"An extraordinary range of local municipal efforts embodying Pluralist Commonwealth wealth-related principles also exist. One of the most important areas of activity is land development. As early as 1970 the city of Boston embarked on a joint venture with the Rouse Company to develop the Fanueil Hall Marketplace (a downtown retail complex). Boston kept the property under municipal ownership. One study estimates that in the project's first decade the city took in 40 percent more revenue than it would have collected through conventional property tax (Frieden and Sagalyn 1989: 169). Entrepreneurial "participating lease" arrangements for the use of public property are now common. Alhambra, California, for instance, earns approximately $1 million a year in rent revenues from a six-acre holding it leases to commercial tenants (Williamson, et al. 2002: 158).
A fast growing arena of new activity involves internet and related services. In Glasgow, Kentucky the municipally owned utility offers residents electricity, cable, telephone services, and high speed internet access-all at costs lower than private competitors. The city also has access to an ‘intranet' which links local government, businesses, libraries, schools and neighbors (Glasgow Electric Plant Board 2007). Tacoma, Washington's broadband network "Click!" also offers individuals and private company's internet and cable service; as does Cedar Falls, Iowa (Cedar Falls Utilities 2008; Click!
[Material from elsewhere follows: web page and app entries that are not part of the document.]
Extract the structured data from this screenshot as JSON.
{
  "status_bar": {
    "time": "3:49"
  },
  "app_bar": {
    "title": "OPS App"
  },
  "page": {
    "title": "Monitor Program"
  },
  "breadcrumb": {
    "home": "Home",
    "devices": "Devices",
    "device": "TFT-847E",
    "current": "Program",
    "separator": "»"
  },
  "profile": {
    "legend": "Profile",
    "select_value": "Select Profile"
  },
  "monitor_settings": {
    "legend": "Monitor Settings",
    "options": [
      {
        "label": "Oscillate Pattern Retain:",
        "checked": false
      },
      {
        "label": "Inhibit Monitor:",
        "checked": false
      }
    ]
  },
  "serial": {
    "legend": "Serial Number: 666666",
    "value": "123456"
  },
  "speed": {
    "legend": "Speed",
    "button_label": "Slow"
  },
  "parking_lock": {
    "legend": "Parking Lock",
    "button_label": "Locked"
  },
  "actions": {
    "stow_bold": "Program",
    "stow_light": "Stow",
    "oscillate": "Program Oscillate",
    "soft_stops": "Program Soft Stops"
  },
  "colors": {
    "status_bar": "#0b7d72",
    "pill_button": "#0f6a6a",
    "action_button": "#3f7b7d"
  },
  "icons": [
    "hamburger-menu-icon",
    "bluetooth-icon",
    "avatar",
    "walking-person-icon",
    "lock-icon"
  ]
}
Network 2007). More than 700 public power utilities have equipped their communities with such networks (American Public Power Association 2008).
Municipalities have also been active venture capital investors, retaining publicly owned stock in businesses that hold promise for the city's economy. A survey conducted in 1996 found more than a third of responding city governments reported venture capital efforts of one kind or another (Clarke and Gaile 1998: 72, 79-86). During the 1990s the publicly owned New York Power Authority and two private companies formed a joint investment pool of $60 million which yielded $175 million at the end of the first five years of operation. (Brodoff Communications 2000). Many smaller cities have created local venture funds that make investments in the $500,000 to $2 million range (Bowman 1987: 4; Clarke and Gaile 1998: 84).
Municipally owned sports teams are also widespread. Communities which own (or have owned) minor league baseball teams include Indianapolis, Indiana; Rochester, New York; Franklin County (Columbus), Ohio; Lucus County (Toledo), Ohio; Harrisburg, Pennsylvania; Lackawanna County (Scranton), Pennsylvania; and Visalia, California (Mahtesian 1996: 42-5; Imbroscio 1998: 239-40). At the major league level, the Green Bay Packers are owned by a nonprofit corporation whose stock-holders are mainly city residents.
Other areas of innovation include health services and environmental management. Denver Health is a municipal enterprise which has transformed itself from an insolvent city agency ($39 million in debt in 1992) to a competitive, quasi-public health-care system ($54 million cash reserves in 1997) delivering over $2.1 billion in care for the uninsured over the last ten years (Moore 1997; Denver Health 2008). Denver Health operates a satellite system of 8 primary care centers and 12 school-based clinics and employs some 4,000 Denver area residents (Denver Health 2008; Nuzum, et al. 2007).
Hundreds of municipalities also generate revenues through land-fill gas recovery operations which turn the greenhouse gas methane (a by-product of waste storage) into energy. Riverview, Michigan, one of the largest such recovery operations, illustrates the trend. Riverview's sale of gas for power production helps produce enough electricity to continuously power over 5,000 homes. Royalties covered initial costs of the effort in the first two years of operation and now add to the city's cash flows. (DTE Biomass 2007; EPA 2007)" (http://ruby.zcommunications.org/america-beyond-capitalism-the-pluralist-commonwealth-by-gar-alperovitz)